Variety – Diverse, global data across domains is needed build general intelligence. But blending varied datasets compounds preprocessing complexity.
Veracity – Noisy, biased and low-quality data cripples model capabilities. Yet maintaining high data standards at volume with automated pipelines is hugely difficult.
Monitoring – With so many data points streaming through, pipeline bottlenecks or failures can easily go unnoticed. Sophisticated instrumentation is essential.
There are no easy solutions to these data challenges. It requires a strong data architecture, ML automation and smart engineering to ingest quality data at the scale needed for industrial LLMs.
Architecting a robust data ingestion pipeline
Ingesting the massive datasets needed for large language models ultimately requires building a robust, enterprise-grade data architecture. Here are some key principles to follow:
Scalability – The pipeline must be designed to infinitely scale up in the future as data and model size grows.
Modularity – Break up the workflow into interchangeable components for flexibility and easier maintenance.
Automation – Use ML for automating tasks like cleaning, embedding, augmentation to handle volume.
Monitoring – Instrument each component to track data quality, catch drifts, and promptly alert to issues.
Security – Encrypt data end-to-end and control access to prevent leaks.
Compliance – Ensure data collection and use adheres to legal and ethical regulations.
Orchestration – Use workflow engines like Apache Airflow to coordinate the many stages seamlessly.
With these principles in mind, you can architect a data ingestion pipeline that grows seamlessly with your AI needs.
Let‘s recap what we‘ve learned about effective data ingestion:
Quality data collection from diverse sources is foundational for training robust LLMs. Use web scraping, public datasets and internal data.
Meticulous preprocessing with cleaning, normalization and tokenization ensures machine-readable input.
Thoughtful feature engineering using embeddings, augmentation and splitting readies data for the ML model.
A scalable storage architecture enables accessing vast datasets efficiently during training.
Expect challenges around extreme volume, velocity, variety, veracity and monitoring.

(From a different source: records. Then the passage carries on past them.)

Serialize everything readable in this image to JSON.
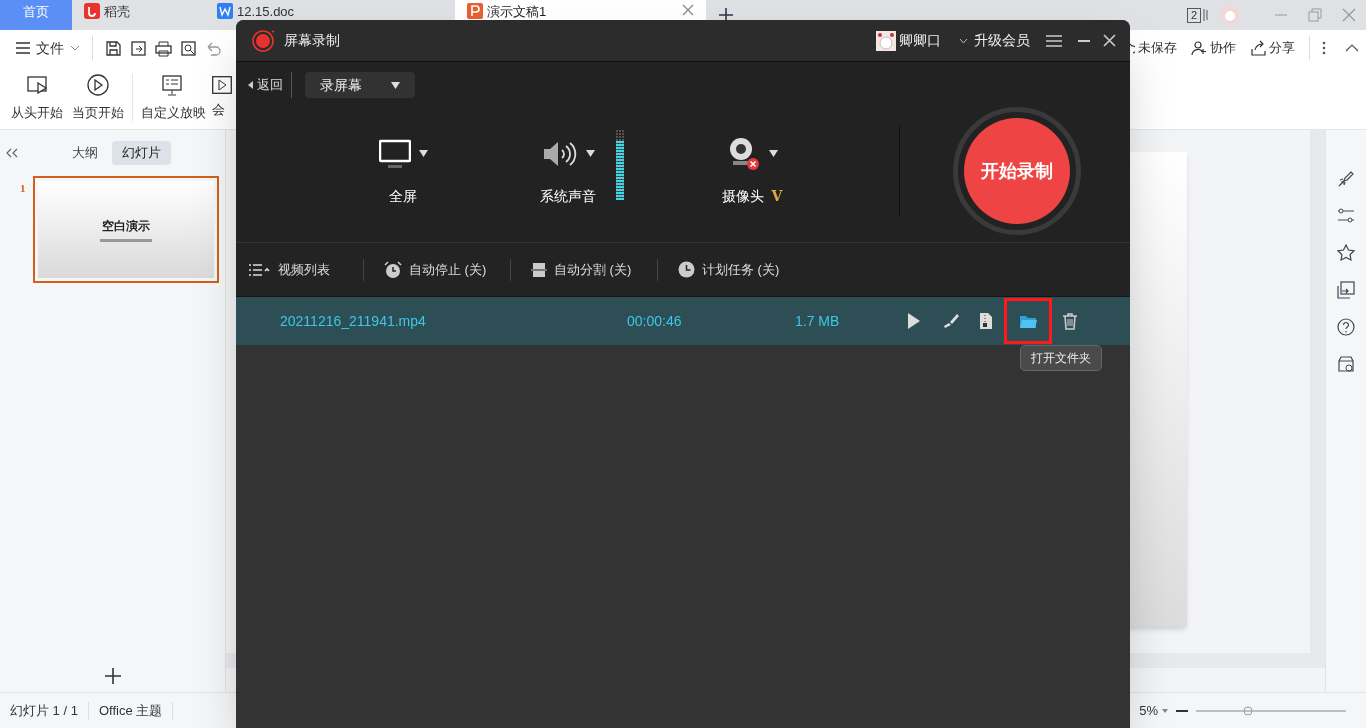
{
  "browser_tabs": [
    {
      "label": "首页",
      "kind": "home",
      "selected": false
    },
    {
      "label": "稻壳",
      "kind": "docer",
      "selected": false
    },
    {
      "label": "12.15.doc",
      "kind": "word",
      "selected": false
    },
    {
      "label": "演示文稿1",
      "kind": "ppt",
      "selected": true
    }
  ],
  "page_count": "2",
  "quick_toolbar": {
    "file_menu": "文件",
    "right_actions": [
      {
        "label": "未保存",
        "kind": "cloud"
      },
      {
        "label": "协作",
        "kind": "user"
      },
      {
        "label": "分享",
        "kind": "share"
      }
    ]
  },
  "ribbon": [
    {
      "label": "从头开始",
      "kind": "from-start"
    },
    {
      "label": "当页开始",
      "kind": "play"
    },
    {
      "label": "自定义放映",
      "kind": "custom"
    },
    {
      "label": "会",
      "kind": "meeting"
    }
  ],
  "slide_panel": {
    "tabs": [
      {
        "label": "大纲",
        "selected": false
      },
      {
        "label": "幻灯片",
        "selected": true
      }
    ],
    "slides": [
      {
        "number": "1",
        "title": "空白演示",
        "selected": true
      }
    ]
  },
  "status_bar": {
    "slide": "幻灯片 1 / 1",
    "theme": "Office 主题",
    "zoom": "5%"
  },
  "recorder": {
    "title": "屏幕录制",
    "user": "卿卿口",
    "upgrade": "升级会员",
    "back": "返回",
    "mode": "录屏幕",
    "sources": [
      {
        "kind": "screen",
        "label": "全屏"
      },
      {
        "kind": "audio",
        "label": "系统声音",
        "level": 0.85
      },
      {
        "kind": "camera",
        "label": "摄像头",
        "badge": "V",
        "disabled": true
      }
    ],
    "record_button": "开始录制",
    "options": [
      {
        "kind": "list",
        "label": "视频列表"
      },
      {
        "kind": "alarm",
        "label": "自动停止 (关)"
      },
      {
        "kind": "split",
        "label": "自动分割 (关)"
      },
      {
        "kind": "clock",
        "label": "计划任务 (关)"
      }
    ],
    "files": [
      {
        "name": "20211216_211941.mp4",
        "duration": "00:00:46",
        "size": "1.7 MB",
        "selected": true
      }
    ],
    "actions": [
      {
        "kind": "play",
        "highlighted": false
      },
      {
        "kind": "edit",
        "highlighted": false
      },
      {
        "kind": "compress",
        "highlighted": false
      },
      {
        "kind": "folder",
        "highlighted": true
      },
      {
        "kind": "delete",
        "highlighted": false
      }
    ],
    "tooltip": "打开文件夹"
  }
}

A modular, automated pipeline is crucial for industrial-grade ingestion.
With strategic data ingestion powering the training, you too can build LLMs that push the frontiers of AI capabilities. The journey begins with data.